For IHT purposes, gifts over these allowances are known as potentially exempt transfers.
If a person lives for at least seven years after making a potentially exempt transfer (PET), the transfer is considered to be exempt from inheritance tax (IHT).
This means that the recipient of the assets will not have to pay any inheritance tax on them. However, if the person makes a PET and dies within seven years, it may be subject to inheritance tax.
He said: “If the total value of the estate – or combined estate of yourself and your spouse (or civil partner) is over the tax-free threshold, the next step is to consider planning to reduce the tax liability and/or provide for its payment.
“One way to do this is to make larger gifts now to your beneficiaries directly, where it is affordable to do so, and survive such gifts by seven years meaning they should be excluded from inheritance tax calculation on death.
“Where you are making the gift directly to another individual, there is no upper limit on the size of the gift.
“It is a great way to make larger gifts to beneficiaries where the smaller IHT exemptions are not sufficient and means these gifts can be enjoyed during your own lifetime, rather than on death, whilst also reducing the potential Inheritance tax charge.”
Most people’s estates will be subject to inheritance tax upon death, which is why planning ahead to mitigate this as much as possible makes sense for everyone.
As well as considering the seven year rule, there are many allowances on offer which can make “a big impact”.
He stressed the importance of thinking about the implications any gifting or bequeathing may have, particularly with freezes on some allowances and the reduction of others.

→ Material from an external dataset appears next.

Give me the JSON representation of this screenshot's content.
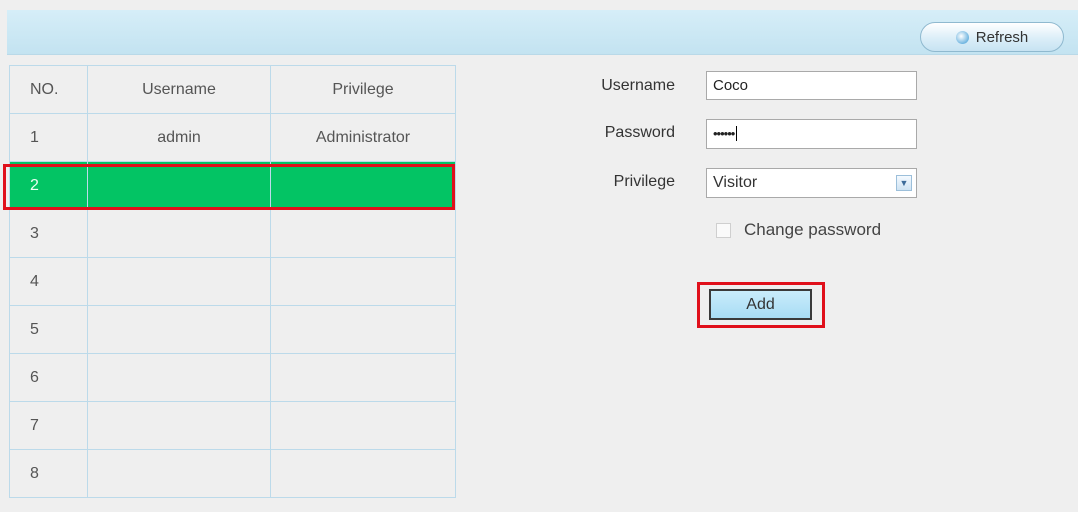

If IHT is a big worry, Britons may wish to give their family gifts during their lifetime rather than leaving it all in their will.
Not only does it have tax benefits, it also means people get to see them enjoy their gifts while you’re still around.
People get a gift allowance of £3,000 each year that falls out of their estate immediately for inheritance tax purposes.
They can also make small gifts of up to £250, specific gifts for family weddings and unlimited regular gifts from income.
Estate planning can be an incredibly complicated area to navigate so speaking to an advisor will help to ensure people are mitigating any potential implications.